Hail, Monsignor! Your balls droop below your dress.”
The court bards were required to have seven times fifty chief stories and twice fifty-stories ready at any time to entertain Irish Kings and chiefs. A poet who achieved the status of Master Poet or Ollamh was entitled to wear six colours in the weave of their cloaks. Only Kings and Queens wore more.
The Church itself was not immune from the power of satire and its poets. Saint Columba (Colum-Cille) is once described in a cold sweat, fearing satire from a poet he cannot pay. Columba is saved when his sweat turns to gold, which he immediately offers in compensation!
Poets were feared for their satirical curses which could cause facial ulcers and even death. On the other hand, if a person was satirised without just cause, the poet got the ulcers and a swift death. Illegal satire included publicising a false story, mocking a disability, wrongful accusations, and technically flawed satire. It was also illegal to satirize someone after death.

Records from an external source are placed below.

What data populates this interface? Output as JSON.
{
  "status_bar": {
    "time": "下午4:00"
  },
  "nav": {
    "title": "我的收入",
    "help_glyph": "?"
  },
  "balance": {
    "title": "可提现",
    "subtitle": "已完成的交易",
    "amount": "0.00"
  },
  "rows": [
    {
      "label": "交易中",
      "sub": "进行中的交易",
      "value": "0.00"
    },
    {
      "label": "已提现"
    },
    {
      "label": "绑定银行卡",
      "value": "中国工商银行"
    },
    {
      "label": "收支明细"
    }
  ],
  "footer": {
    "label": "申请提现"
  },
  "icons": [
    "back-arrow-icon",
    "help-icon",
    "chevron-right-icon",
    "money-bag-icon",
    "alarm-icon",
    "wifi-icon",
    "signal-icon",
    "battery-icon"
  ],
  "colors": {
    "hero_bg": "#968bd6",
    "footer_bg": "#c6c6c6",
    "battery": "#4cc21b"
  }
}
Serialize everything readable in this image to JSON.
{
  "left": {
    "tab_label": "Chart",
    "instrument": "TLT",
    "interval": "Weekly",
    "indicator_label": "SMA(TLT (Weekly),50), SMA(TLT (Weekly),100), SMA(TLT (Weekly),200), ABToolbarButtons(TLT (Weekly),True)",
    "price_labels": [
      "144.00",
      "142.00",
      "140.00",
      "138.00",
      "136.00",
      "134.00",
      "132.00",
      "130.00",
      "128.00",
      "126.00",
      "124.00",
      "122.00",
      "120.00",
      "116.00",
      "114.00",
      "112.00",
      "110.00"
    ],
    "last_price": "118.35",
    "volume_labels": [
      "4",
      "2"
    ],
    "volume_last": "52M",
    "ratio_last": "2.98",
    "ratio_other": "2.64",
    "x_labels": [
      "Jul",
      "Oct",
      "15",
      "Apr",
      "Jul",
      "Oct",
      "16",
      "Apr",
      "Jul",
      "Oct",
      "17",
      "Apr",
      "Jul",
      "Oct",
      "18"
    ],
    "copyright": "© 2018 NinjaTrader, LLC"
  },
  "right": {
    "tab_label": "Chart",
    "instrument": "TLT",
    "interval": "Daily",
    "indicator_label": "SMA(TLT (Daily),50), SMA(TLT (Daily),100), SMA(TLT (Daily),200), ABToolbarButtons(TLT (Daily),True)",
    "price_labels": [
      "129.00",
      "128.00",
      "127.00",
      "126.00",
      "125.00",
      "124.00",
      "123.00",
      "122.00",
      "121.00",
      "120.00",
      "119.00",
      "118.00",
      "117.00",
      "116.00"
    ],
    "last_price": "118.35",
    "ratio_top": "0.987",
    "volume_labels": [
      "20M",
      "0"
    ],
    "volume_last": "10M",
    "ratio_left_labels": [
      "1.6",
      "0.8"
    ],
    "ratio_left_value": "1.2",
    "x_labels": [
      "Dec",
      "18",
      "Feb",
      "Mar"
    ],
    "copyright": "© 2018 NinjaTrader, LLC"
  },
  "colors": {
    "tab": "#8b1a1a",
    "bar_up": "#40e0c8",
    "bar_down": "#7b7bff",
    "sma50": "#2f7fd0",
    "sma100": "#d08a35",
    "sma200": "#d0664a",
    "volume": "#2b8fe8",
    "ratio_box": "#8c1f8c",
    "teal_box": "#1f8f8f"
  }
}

The poet Senchán kills ten mice through a satire. Luaine, King Conchobar’s fiance, is satirized three times, leaving the customary blotches of Shame, Blemish, and Disgrace on her face. Naturally, she dies of shame.
Ferdiad, the friend of Cuchulainn, is threatened with death by satire, so prefers death in battle instead. The woman Maistiu is satirized to death by a female satirist, Gris. Another female satirist, Dub, finding out that she is married to a polygamist, kills her rival wife through a “sea-spell.”
A king, the one eyed Eochaid, plucks out his eye and gives it to the poet Aithirne to avoid a satirical attack. Kings surrender their wives to the demands of the same satirist.
Not surprisingly, sometimes the poet wound up (violently) dead. In one case, the satirist Redg, king Ailill’s jester, is sent against the famous warrior Cuchulainn. He asks for the hero’s spear, and when he is refused, threatens the hero with satire. Cuchulainn responds by throwing the spear through the back of Redg’s head.
“‘Now, that is a stunning gift,’ the satirist cried,” and promptly dropped dead.
Some favourite Medieval Irish cursing, if you want to try them out at home:
Marbhfháisc ort! (May you be wrapped in your shroud)
Lá breá ag do chairde – dod adhlacadh (May your friends have a fine day – burying you)
In ainm Chroim (In the name of Crom – a pagan, bloodthirsty God)
Snaidhm bundúin ort (May your anus be knotted)
If you enjoyed this, you might like an overview of Medieval swearing to now or why Medieval people didn’t give a S***t
Some great sources on Medieval Irish cursing:
Tools and Scripts for Cursing in Medieval Ireland
The Reformations in Ireland: Tradition and Confessionalism, 1400–1690
“God Damn”: The Law and Economics of Monastic Malediction
Mudebroth! An ejaculation of St. Patrick
Chapter 17. Kissing the Leper: The Excluded Poet in Irish Myth